**Task goal**: Would you print all of the entries word for word?

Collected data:
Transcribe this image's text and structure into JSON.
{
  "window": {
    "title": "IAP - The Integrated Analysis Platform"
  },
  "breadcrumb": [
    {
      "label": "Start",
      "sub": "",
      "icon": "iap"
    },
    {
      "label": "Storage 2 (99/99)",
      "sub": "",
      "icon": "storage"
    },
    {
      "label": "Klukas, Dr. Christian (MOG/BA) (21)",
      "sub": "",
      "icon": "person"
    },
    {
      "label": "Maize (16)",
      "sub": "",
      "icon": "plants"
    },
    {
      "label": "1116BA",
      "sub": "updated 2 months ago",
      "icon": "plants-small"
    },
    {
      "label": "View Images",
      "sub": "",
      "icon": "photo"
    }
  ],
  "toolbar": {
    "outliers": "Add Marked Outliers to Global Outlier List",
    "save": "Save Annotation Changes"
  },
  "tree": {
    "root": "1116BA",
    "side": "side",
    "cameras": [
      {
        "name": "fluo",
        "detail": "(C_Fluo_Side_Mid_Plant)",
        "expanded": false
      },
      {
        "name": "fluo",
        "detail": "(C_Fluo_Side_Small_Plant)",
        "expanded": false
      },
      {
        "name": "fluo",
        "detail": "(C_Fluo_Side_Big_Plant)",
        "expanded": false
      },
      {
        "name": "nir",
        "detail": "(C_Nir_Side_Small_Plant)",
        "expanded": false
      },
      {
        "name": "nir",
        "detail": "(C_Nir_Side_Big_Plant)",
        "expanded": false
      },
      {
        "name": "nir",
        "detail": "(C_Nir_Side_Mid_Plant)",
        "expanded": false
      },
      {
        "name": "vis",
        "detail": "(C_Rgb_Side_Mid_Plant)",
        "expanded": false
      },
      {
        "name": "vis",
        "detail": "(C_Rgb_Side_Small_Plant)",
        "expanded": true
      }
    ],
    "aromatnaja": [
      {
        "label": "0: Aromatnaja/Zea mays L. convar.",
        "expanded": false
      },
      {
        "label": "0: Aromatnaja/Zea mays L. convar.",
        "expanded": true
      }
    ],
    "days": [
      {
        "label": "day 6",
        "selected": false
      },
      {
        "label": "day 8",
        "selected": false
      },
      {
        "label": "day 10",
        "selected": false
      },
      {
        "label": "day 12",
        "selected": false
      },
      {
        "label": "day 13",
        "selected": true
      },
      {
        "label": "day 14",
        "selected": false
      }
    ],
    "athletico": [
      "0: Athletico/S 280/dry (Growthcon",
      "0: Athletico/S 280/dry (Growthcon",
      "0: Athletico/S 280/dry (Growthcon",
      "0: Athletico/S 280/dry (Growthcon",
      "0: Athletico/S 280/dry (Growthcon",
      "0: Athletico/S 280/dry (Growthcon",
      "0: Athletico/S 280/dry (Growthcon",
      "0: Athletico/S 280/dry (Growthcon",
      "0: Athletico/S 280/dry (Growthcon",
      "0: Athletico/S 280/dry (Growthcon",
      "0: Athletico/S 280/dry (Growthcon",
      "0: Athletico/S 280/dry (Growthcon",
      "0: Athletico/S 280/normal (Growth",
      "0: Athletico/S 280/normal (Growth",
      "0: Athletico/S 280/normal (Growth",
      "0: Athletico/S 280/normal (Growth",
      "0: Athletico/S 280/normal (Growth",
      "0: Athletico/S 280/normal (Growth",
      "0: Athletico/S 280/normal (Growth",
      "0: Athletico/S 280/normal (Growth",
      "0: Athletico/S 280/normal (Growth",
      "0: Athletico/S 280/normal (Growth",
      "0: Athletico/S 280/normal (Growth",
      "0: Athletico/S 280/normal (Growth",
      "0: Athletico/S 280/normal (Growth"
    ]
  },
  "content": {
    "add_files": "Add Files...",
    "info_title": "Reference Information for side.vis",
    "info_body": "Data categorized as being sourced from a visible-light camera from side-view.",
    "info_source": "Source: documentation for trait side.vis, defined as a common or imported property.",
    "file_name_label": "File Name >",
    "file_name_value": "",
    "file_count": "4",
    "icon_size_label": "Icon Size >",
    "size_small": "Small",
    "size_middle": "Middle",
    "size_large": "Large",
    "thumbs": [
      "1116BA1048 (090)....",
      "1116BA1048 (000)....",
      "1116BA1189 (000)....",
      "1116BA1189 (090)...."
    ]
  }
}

**Solution for this problem**:
Transcribe this image's text and structure into JSON.
{
  "window": {
    "title": "IAP - The Integrated Analysis Platform"
  },
  "breadcrumb": [
    {
      "label": "Start",
      "sub": "",
      "icon": "iap"
    },
    {
      "label": "Storage 2 (99/99)",
      "sub": "",
      "icon": "storage"
    },
    {
      "label": "Klukas, Dr. Christian (MOG/BA) (21)",
      "sub": "",
      "icon": "person"
    },
    {
      "label": "Maize (16)",
      "sub": "",
      "icon": "plants"
    },
    {
      "label": "1116BA",
      "sub": "updated 2 months ago",
      "icon": "plants-small"
    },
    {
      "label": "View Images",
      "sub": "",
      "icon": "photo"
    }
  ],
  "toolbar": {
    "outliers": "Add Marked Outliers to Global Outlier List",
    "save": "Save Annotation Changes"
  },
  "tree": {
    "root": "1116BA",
    "side": "side",
    "cameras": [
      {
        "name": "fluo",
        "detail": "(C_Fluo_Side_Mid_Plant)",
        "expanded": false
      },
      {
        "name": "fluo",
        "detail": "(C_Fluo_Side_Small_Plant)",
        "expanded": false
      },
      {
        "name": "fluo",
        "detail": "(C_Fluo_Side_Big_Plant)",
        "expanded": false
      },
      {
        "name": "nir",
        "detail": "(C_Nir_Side_Small_Plant)",
        "expanded": false
      },
      {
        "name": "nir",
        "detail": "(C_Nir_Side_Big_Plant)",
        "expanded": false
      },
      {
        "name": "nir",
        "detail": "(C_Nir_Side_Mid_Plant)",
        "expanded": false
      },
      {
        "name": "vis",
        "detail": "(C_Rgb_Side_Mid_Plant)",
        "expanded": false
      },
      {
        "name": "vis",
        "detail": "(C_Rgb_Side_Small_Plant)",
        "expanded": true
      }
    ],
    "aromatnaja": [
      {
        "label": "0: Aromatnaja/Zea mays L. convar.",
        "expanded": false
      },
      {
        "label": "0: Aromatnaja/Zea mays L. convar.",
        "expanded": true
      }
    ],
    "days": [
      {
        "label": "day 6",
        "selected": false
      },
      {
        "label": "day 8",
        "selected": false
      },
      {
        "label": "day 10",
        "selected": false
      },
      {
        "label": "day 12",
        "selected": false
      },
      {
        "label": "day 13",
        "selected": true
      },
      {
        "label": "day 14",
        "selected": false
      }
    ],
    "athletico": [
      "0: Athletico/S 280/dry (Growthcon",
      "0: Athletico/S 280/dry (Growthcon",
      "0: Athletico/S 280/dry (Growthcon",
      "0: Athletico/S 280/dry (Growthcon",
      "0: Athletico/S 280/dry (Growthcon",
      "0: Athletico/S 280/dry (Growthcon",
      "0: Athletico/S 280/dry (Growthcon",
      "0: Athletico/S 280/dry (Growthcon",
      "0: Athletico/S 280/dry (Growthcon",
      "0: Athletico/S 280/dry (Growthcon",
      "0: Athletico/S 280/dry (Growthcon",
      "0: Athletico/S 280/dry (Growthcon",
      "0: Athletico/S 280/normal (Growth",
      "0: Athletico/S 280/normal (Growth",
      "0: Athletico/S 280/normal (Growth",
      "0: Athletico/S 280/normal (Growth",
      "0: Athletico/S 280/normal (Growth",
      "0: Athletico/S 280/normal (Growth",
      "0: Athletico/S 280/normal (Growth",
      "0: Athletico/S 280/normal (Growth",
      "0: Athletico/S 280/normal (Growth",
      "0: Athletico/S 280/normal (Growth",
      "0: Athletico/S 280/normal (Growth",
      "0: Athletico/S 280/normal (Growth",
      "0: Athletico/S 280/normal (Growth"
    ]
  },
  "content": {
    "add_files": "Add Files...",
    "info_title": "Reference Information for side.vis",
    "info_body": "Data categorized as being sourced from a visible-light camera from side-view.",
    "info_source": "Source: documentation for trait side.vis, defined as a common or imported property.",
    "file_name_label": "File Name >",
    "file_name_value": "",
    "file_count": "4",
    "icon_size_label": "Icon Size >",
    "size_small": "Small",
    "size_middle": "Middle",
    "size_large": "Large",
    "thumbs": [
      "1116BA1048 (090)....",
      "1116BA1048 (000)....",
      "1116BA1189 (000)....",
      "1116BA1189 (090)...."
    ]
  }
}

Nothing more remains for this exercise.